By Desson Howe
Washington Post Staff Writer
Friday, December 22, 2000
I'm happy to inform you that the fat bearded guy spearing fish in "Cast Away" is not Richard Hatch.
He ain't Moses and he ain't Richard Hatch: He's Tom Hanks in "Cast Away."
(20th Century Fox)
It's Tom Hanks, playing a Federal Express inspector marooned on a remote island. He's not trying to win a million bucks or vote people off the island. He's just building fires,
dreaming of returning to mainland USA and having extended conversations with
That's right. As the sole survivor of a plane crash in the Pacific, Chuck Noland (Hanks) is pretty much stuck for company. Breaking open a washed-up FedEx package, he pulls out the ball and finds himself a pneumatic buddy.

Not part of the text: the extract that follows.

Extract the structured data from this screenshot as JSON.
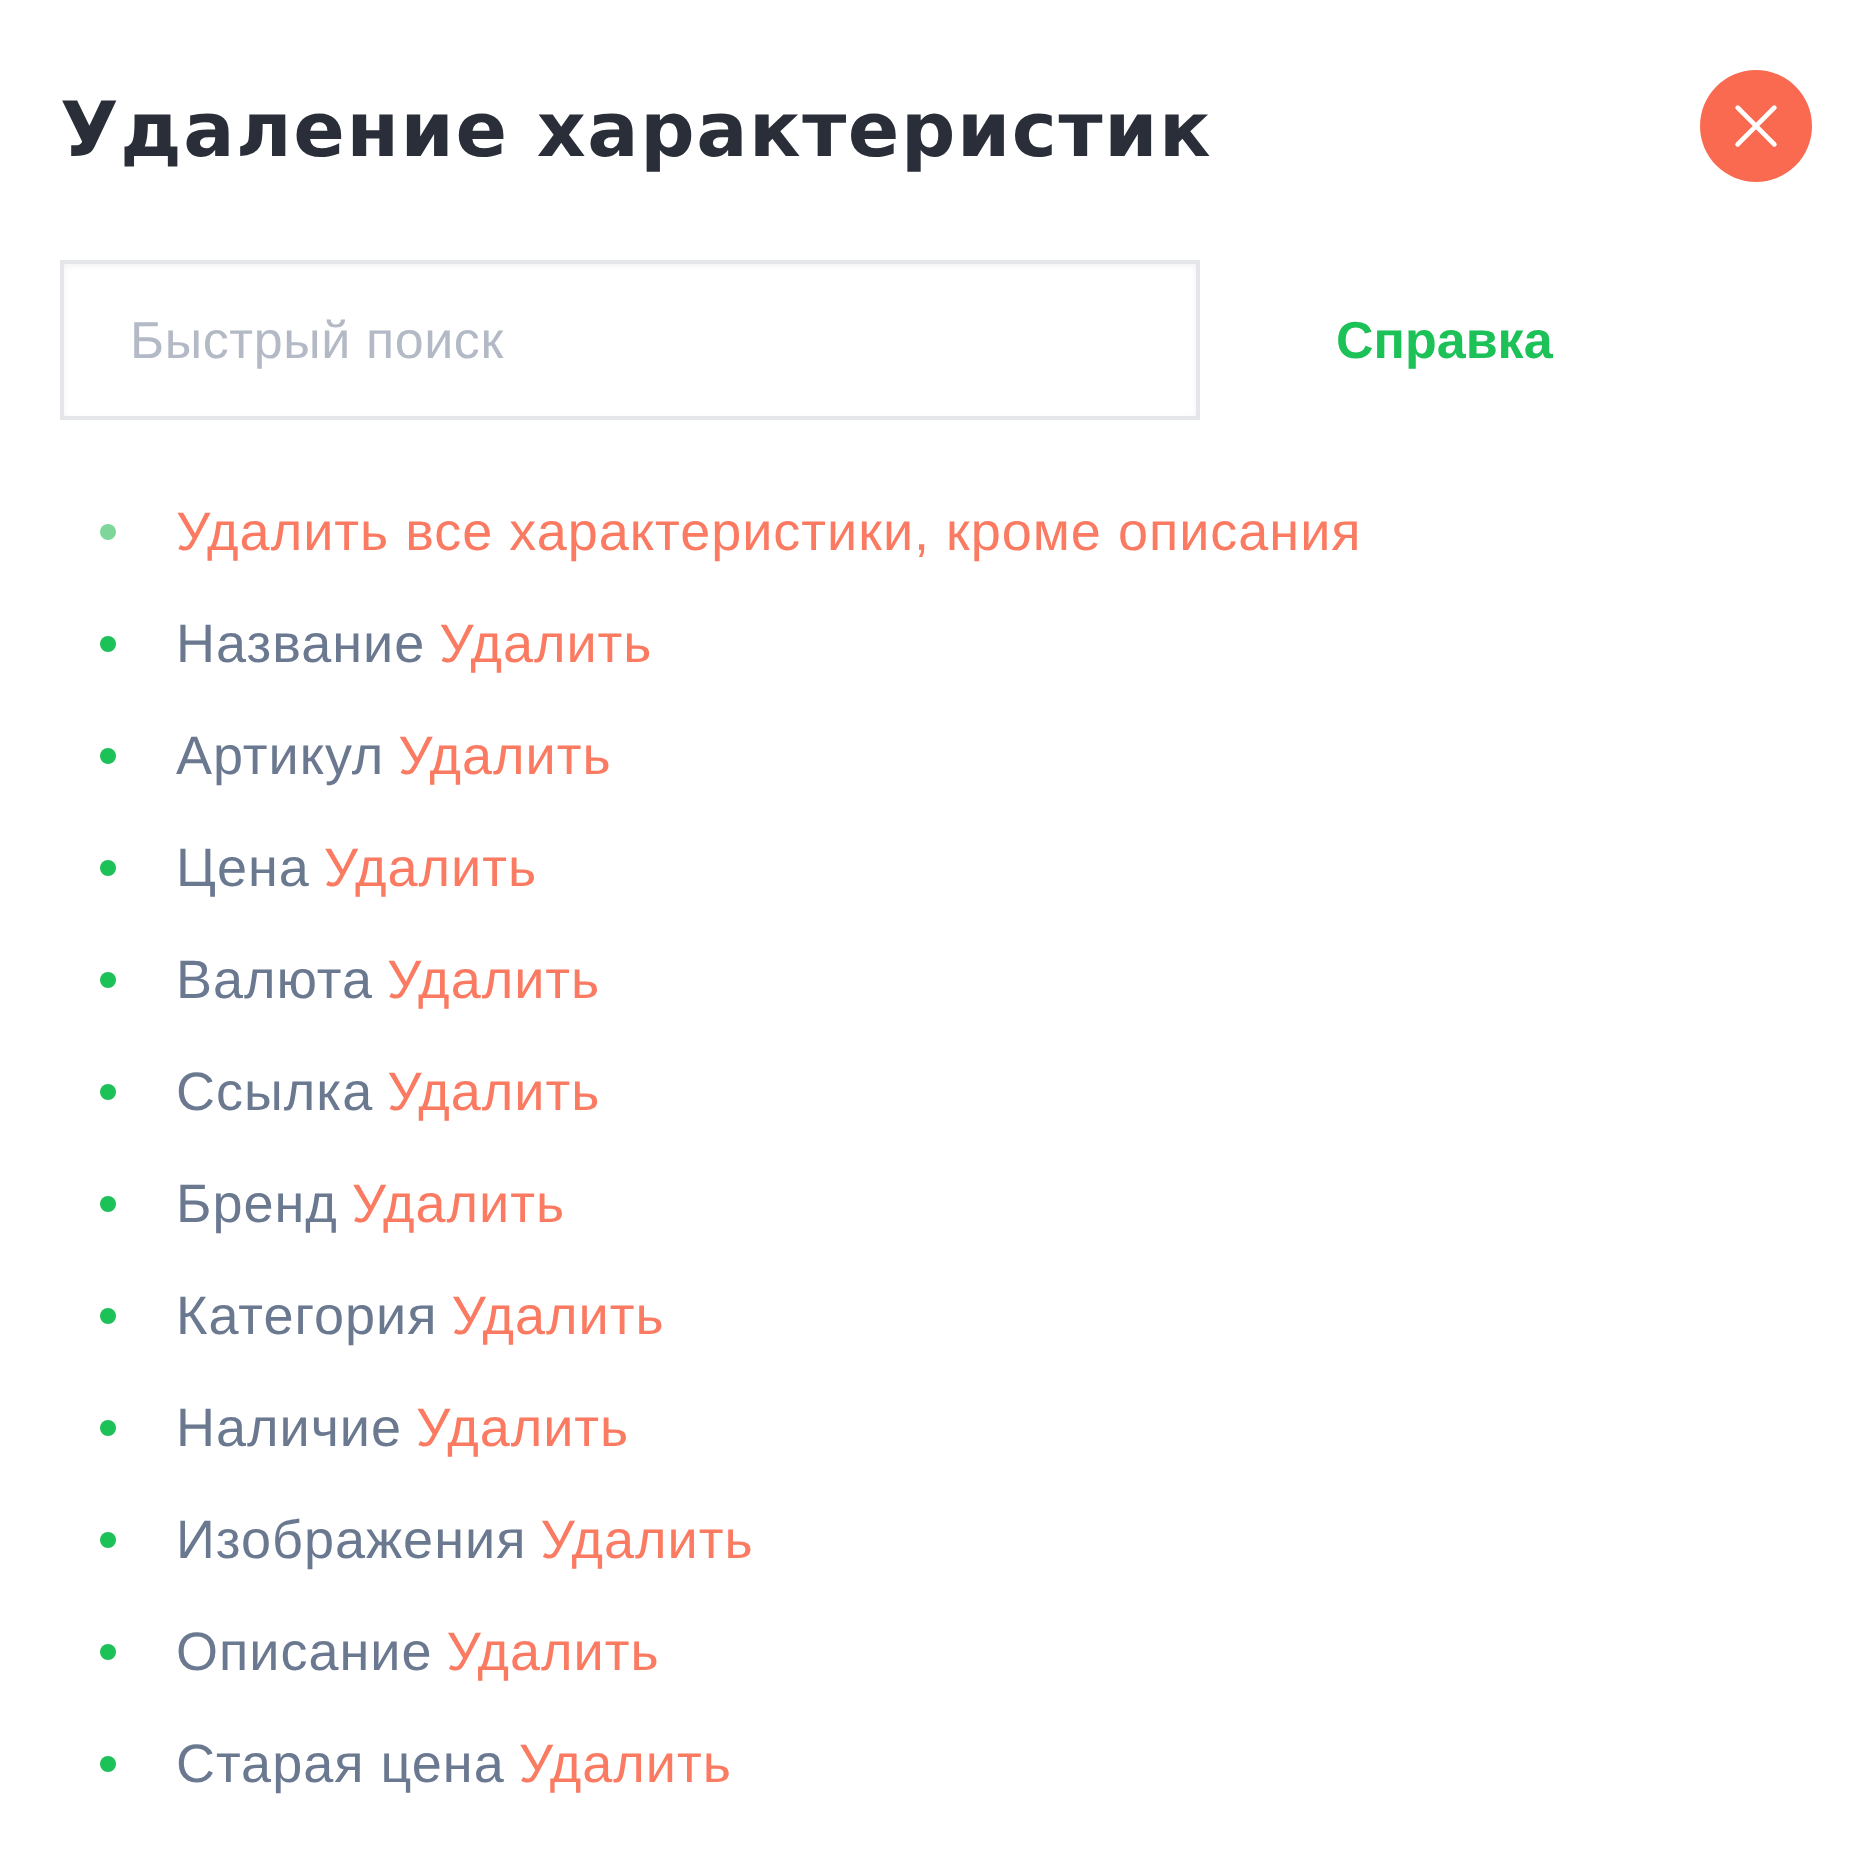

He paints a face on the ball (with a little blood), places it on a rock
and calls it Wilson. (Speaking of product placement, you never met a nicer group of folks than the folks who work for FedEx in this movie. Chuck even refers to the company slogan of "absolutely, positively overnight.") Chuck's round little pal presides benevolently over him as he learns to make fire and builds that inevitable raft outta there.
Wilson also gives Chuck and the movie audience a welcome alternative to
the crashing silence of this remote place. And let's be honest, Hanks isn't
going to secure an Oscar nomination by just grunting and spitting out fishbones.
With a giveaway title like "Cast Away," we know where this movie is heading. Which makes the prelude (when Hanks is at his tubbiest) enjoyably fraught with destiny. When we meet him, he's en route to a Russian field office to urge employees to avoid the "sin of losing track of time."
It's clear he's an automaton. Even his engagement to Kelly Frears (Helen
Hunt) seems like a mere coefficient of his work/play schedule. He needs a
life lesson including romantic deprivation from Kelly. (And besides, Helen Hunt needs
time to be in all those other movies she appears in this year.) When Chuck
promises his fiancee he'll be back in time for New Year's Eve, it's time for
mental head shaking. No Auld Lang Syne for you this year, buddy. Or the next,
or the . . .
Well, how long does this involuntary sojourn take? There are only so many surprises to this movie; it would be a sin to tell you.
Director Robert Zemeckis and screenwriter William Broyles Jr. do a great
job of keeping the cut-and-dried formula from, well, getting too cut and
dried. Instead of rushing through that plane crash, for instance, they show
us memorable detail. When Chuck floats alone in the Pacific, he has to engage
an overturned raft, then avoid a still-revving turbo jet that's chewing up
the flotsam and jetsam like a metal shark. There's a wonderful moment at sea,
much later, when Chuck encounters a whale as it watches him with one, intense
eye. And before Chuck starts that relationship with Wilson, Zemeckis makes a regular symphony out of the wild sounds of surf and wind.
But most of the credit for keeping our attention goes to the island boy. If there's anyone who can make this ordeal and when you're plumb out of characters, it can be an
ordeal tolerable, and even entertaining, it's Hanks. Despite the seriousness of the situation (the possibility of dying alone and stranded) he fills his scenes with a
certain cheery determination. Anyone who can spike poignancy from a volleyball is more than
doing his job. And Hanks's natural affinity for comedy can't help but poke through. When he's aware, for the first time, that he's probably alone on this island, he hears mysterious crashes. One after the other. Eventually, he can't stand it any longer. "What is that?" he
yells. And despite the tension of the scene, it's a very funny moment a sort of amusing, strangled squawk from a yuppie who's coming to terms with losing control. And that pulls us even deeper into the story.
"Cast Away" (PG-13, 148 minutes) Contains an emotionally traumatic plane
crash, urination, defecation and bloody injuries.